Your debt payoff plan is about getting yourself out of debt now, and doing it as quickly as possible. Your Emergency Fund, on the other hand, is about staying out of debt. It's the force-field you build around your life to keep the debt ghoulies out. A fully-funded Emergency Fund means freeing yourself from debt forever. Whether you call it an emergency fund"), contingency fund or safe and sound money, there is no one-size-fits-all here. Rather, the amount you keep in your E-fund must be an amount that makes sense for you. It will depend on whether you're already debt-free ... or loaded down with debt. It will depend on whether you have a single- or dual-income household. It will depend on what makes you feel secure.
If you're smack in the middle of a messy debt pay down, for instance, it doesn't (usually) make much sense to keep a big pile of cash in savings.

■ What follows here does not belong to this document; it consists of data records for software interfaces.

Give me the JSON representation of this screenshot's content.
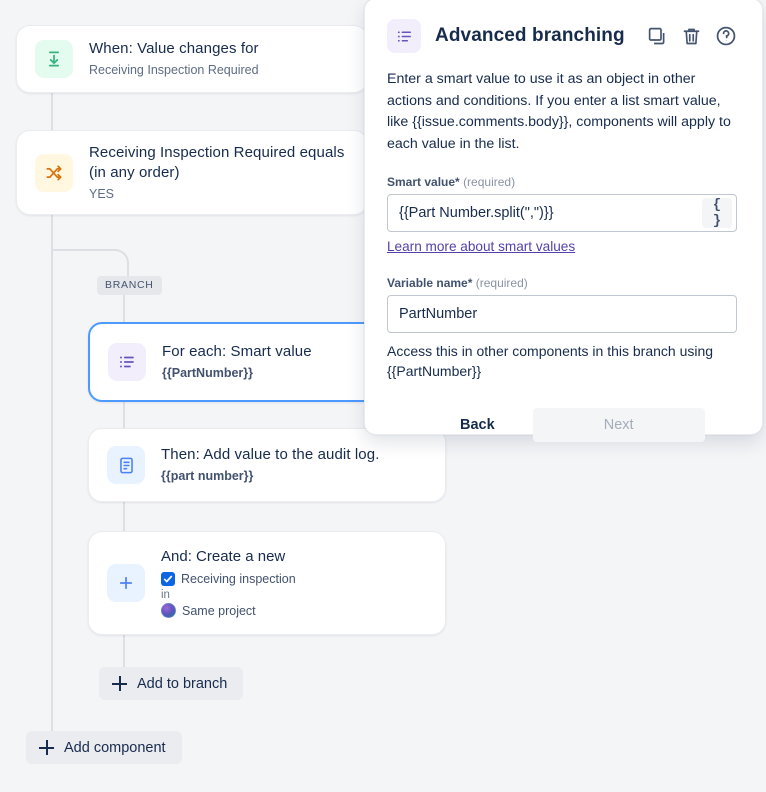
{
  "canvas": {
    "branch_pill": "BRANCH",
    "add_to_branch": "Add to branch",
    "add_component": "Add component"
  },
  "cards": [
    {
      "icon": "value-changes-icon",
      "title": "When: Value changes for",
      "sub": "Receiving Inspection Required"
    },
    {
      "icon": "shuffle-icon",
      "title": "Receiving Inspection Required equals (in any order)",
      "sub": "YES"
    },
    {
      "icon": "list-icon",
      "title": "For each: Smart value",
      "sub": "{{PartNumber}}"
    },
    {
      "icon": "audit-log-icon",
      "title": "Then: Add value to the audit log.",
      "sub": "{{part number}}"
    }
  ],
  "create_card": {
    "icon": "plus-icon",
    "title": "And: Create a new",
    "issue_type": "Receiving inspection",
    "connector_word": "in",
    "project": "Same project"
  },
  "modal": {
    "icon": "list-icon",
    "title": "Advanced branching",
    "actions": [
      {
        "name": "duplicate-icon"
      },
      {
        "name": "delete-icon"
      },
      {
        "name": "help-icon"
      }
    ],
    "description": "Enter a smart value to use it as an object in other actions and conditions. If you enter a list smart value, like {{issue.comments.body}}, components will apply to each value in the list.",
    "smart_value": {
      "label": "Smart value",
      "required_marker": "*",
      "required_text": "(required)",
      "value": "{{Part Number.split(\",\")}}",
      "placeholder": "",
      "brace_button": "{ }"
    },
    "learn_link": "Learn more about smart values",
    "variable_name": {
      "label": "Variable name",
      "required_marker": "*",
      "required_text": "(required)",
      "value": "PartNumber",
      "placeholder": ""
    },
    "help_text": "Access this in other components in this branch using {{PartNumber}}",
    "back_label": "Back",
    "next_label": "Next"
  },
  "colors": {
    "accent_blue": "#4c9aff",
    "link_purple": "#5243aa",
    "text_primary": "#172b4d",
    "text_muted": "#5e6c84"
  }
}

Why on earth would you want to clutch at money that earns you, say, 3 percent interest, when your balance sheet is clogged with debt that's costing you 8 ... 10 ... 12 percent or more? You're sending money straight out the front door. Yet lots of people do just that. The reasoning is easy enough: Having a chunk of cash in savings helps you feel secure. But if you're also carrying expensive debt (read: any interest-accruing debt other than perhaps mortgage debt), then that "security" you feel when you check your savings balances is largely an illusion.

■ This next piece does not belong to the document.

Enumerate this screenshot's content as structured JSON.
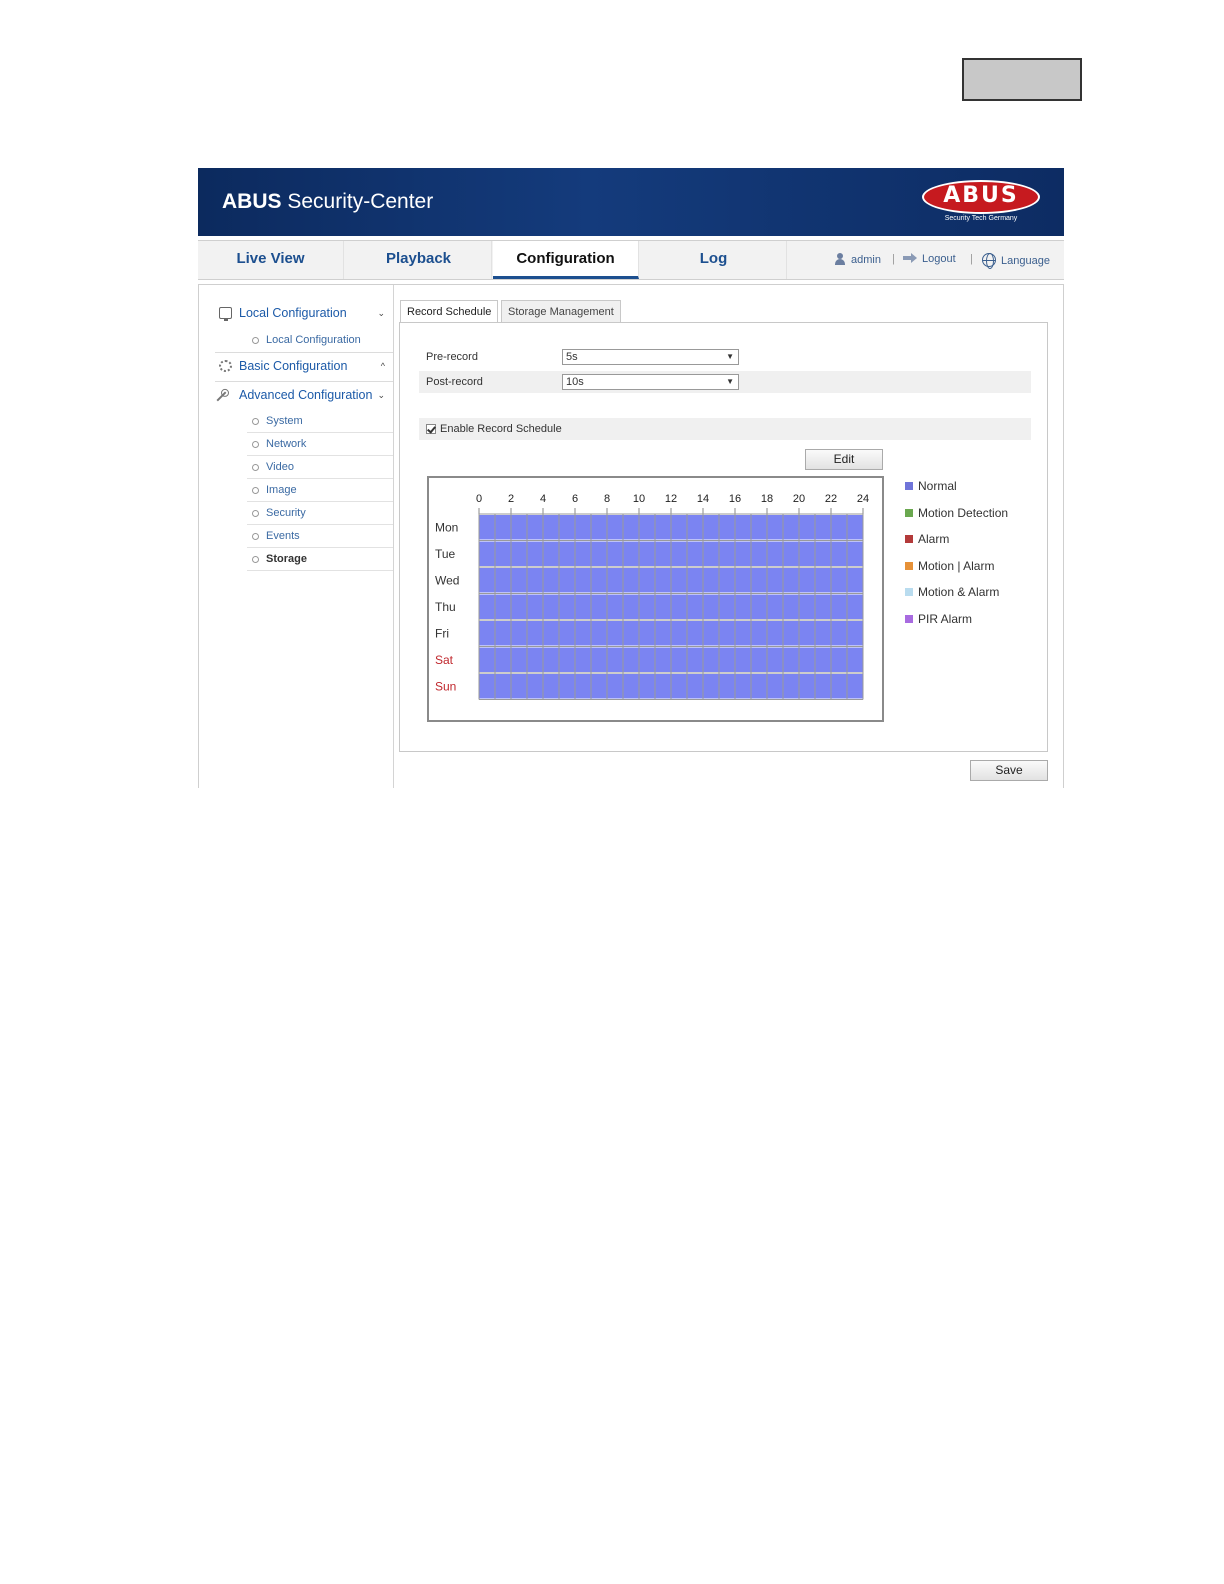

But families do have a need for some savings behind them, whether they're in debt or not. If you're going to break the cycle of credit-card dependence, after all, you will need to have some money available for Life's little emergencies. Otherwise you'll turn to plastic again and again. You'll be just as dependent upon it as you ever were. What you need is a "beginner" Emergency Fund.